■ Information supplied:
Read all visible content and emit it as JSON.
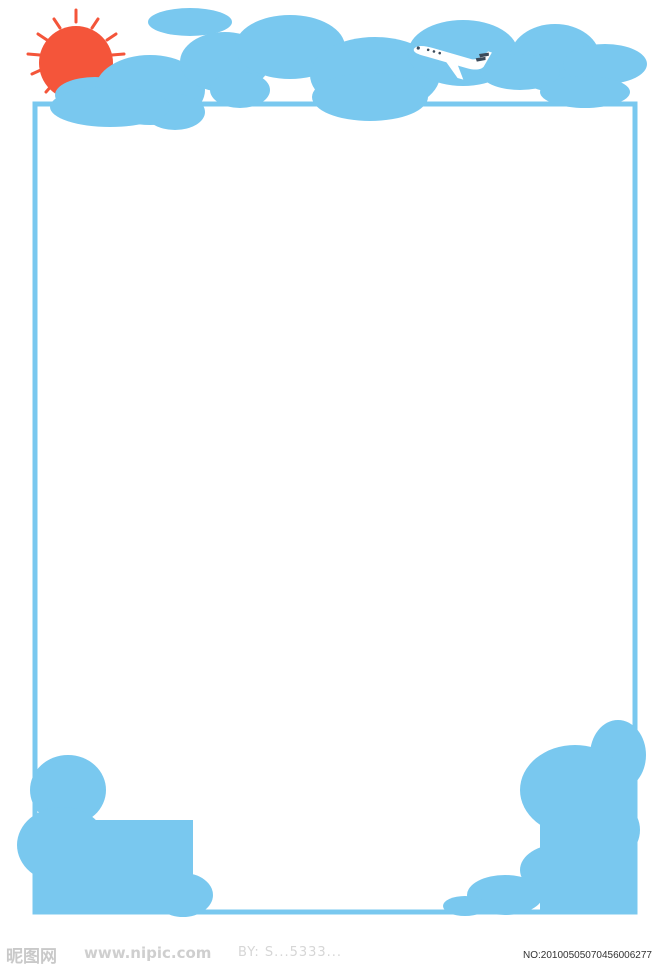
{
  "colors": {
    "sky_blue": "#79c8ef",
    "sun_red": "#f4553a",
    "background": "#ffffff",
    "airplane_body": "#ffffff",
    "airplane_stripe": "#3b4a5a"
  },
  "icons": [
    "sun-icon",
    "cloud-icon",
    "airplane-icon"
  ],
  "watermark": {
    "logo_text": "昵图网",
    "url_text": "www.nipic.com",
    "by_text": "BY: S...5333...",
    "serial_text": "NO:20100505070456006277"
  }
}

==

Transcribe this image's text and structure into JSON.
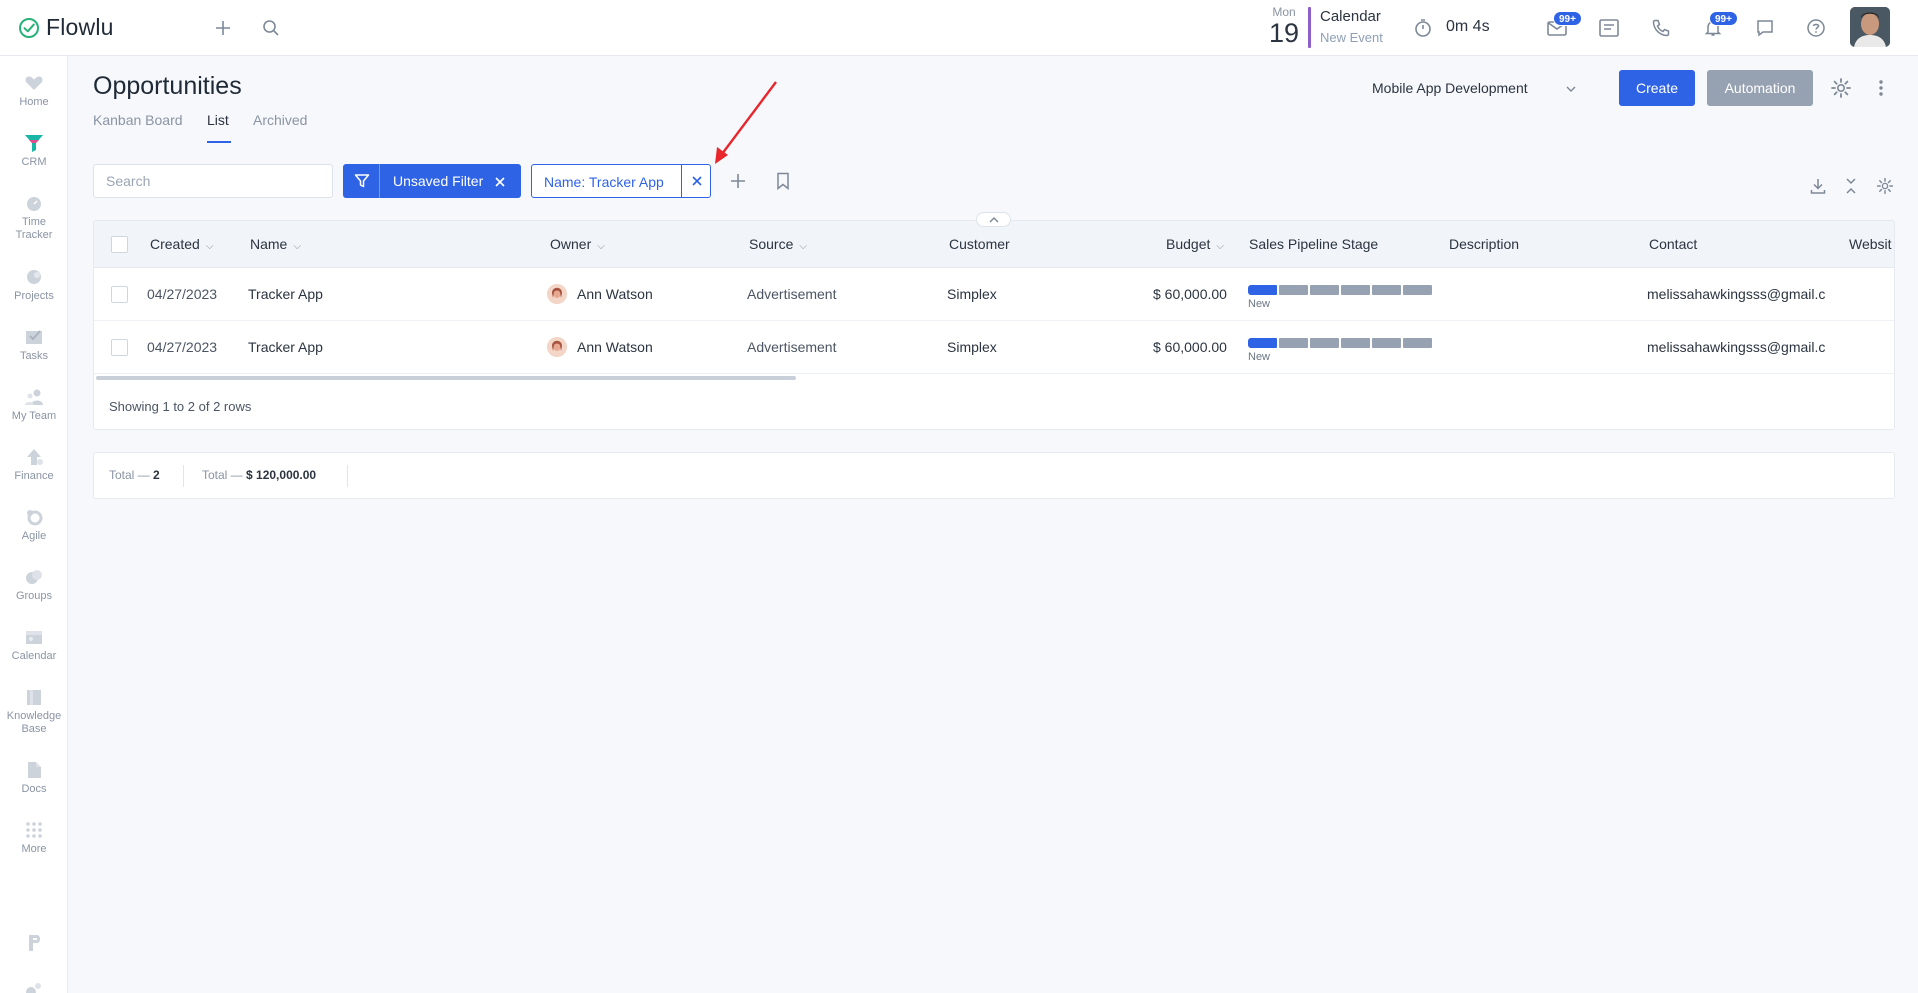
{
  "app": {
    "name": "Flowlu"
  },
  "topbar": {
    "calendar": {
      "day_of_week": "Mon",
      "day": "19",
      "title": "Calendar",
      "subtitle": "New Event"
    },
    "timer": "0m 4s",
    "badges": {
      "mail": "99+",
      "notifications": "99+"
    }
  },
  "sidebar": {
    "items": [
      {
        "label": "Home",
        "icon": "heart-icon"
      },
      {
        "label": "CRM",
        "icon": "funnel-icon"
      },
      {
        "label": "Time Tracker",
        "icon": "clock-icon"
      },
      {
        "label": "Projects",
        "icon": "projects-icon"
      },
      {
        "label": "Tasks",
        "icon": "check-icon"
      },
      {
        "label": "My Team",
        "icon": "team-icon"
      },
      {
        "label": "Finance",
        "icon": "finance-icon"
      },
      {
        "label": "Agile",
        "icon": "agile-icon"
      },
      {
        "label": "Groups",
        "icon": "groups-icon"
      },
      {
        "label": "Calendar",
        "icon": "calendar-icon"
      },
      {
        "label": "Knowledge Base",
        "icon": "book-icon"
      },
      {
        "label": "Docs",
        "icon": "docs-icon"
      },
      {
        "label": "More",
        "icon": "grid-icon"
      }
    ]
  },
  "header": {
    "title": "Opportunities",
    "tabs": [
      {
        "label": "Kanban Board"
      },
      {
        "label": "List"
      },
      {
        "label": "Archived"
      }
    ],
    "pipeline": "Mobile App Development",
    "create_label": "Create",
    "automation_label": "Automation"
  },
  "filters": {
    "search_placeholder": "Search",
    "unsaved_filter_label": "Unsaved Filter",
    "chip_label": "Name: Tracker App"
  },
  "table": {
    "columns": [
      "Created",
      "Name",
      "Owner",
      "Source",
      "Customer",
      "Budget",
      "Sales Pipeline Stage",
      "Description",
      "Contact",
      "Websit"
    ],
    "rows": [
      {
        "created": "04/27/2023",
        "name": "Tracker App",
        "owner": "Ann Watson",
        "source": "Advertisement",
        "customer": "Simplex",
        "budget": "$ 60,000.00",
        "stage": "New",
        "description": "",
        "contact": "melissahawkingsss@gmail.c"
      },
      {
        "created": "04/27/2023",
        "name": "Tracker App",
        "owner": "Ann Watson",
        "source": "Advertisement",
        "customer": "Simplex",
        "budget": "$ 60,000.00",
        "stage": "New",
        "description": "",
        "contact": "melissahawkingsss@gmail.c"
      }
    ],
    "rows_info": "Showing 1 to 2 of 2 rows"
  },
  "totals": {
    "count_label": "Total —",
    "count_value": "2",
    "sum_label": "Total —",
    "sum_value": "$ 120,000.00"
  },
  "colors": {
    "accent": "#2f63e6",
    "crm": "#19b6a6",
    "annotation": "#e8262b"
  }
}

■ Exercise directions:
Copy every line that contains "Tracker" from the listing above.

■ Written solution:
        "label": "Time Tracker",
    "chip_label": "Name: Tracker App"
        "name": "Tracker App",
        "name": "Tracker App",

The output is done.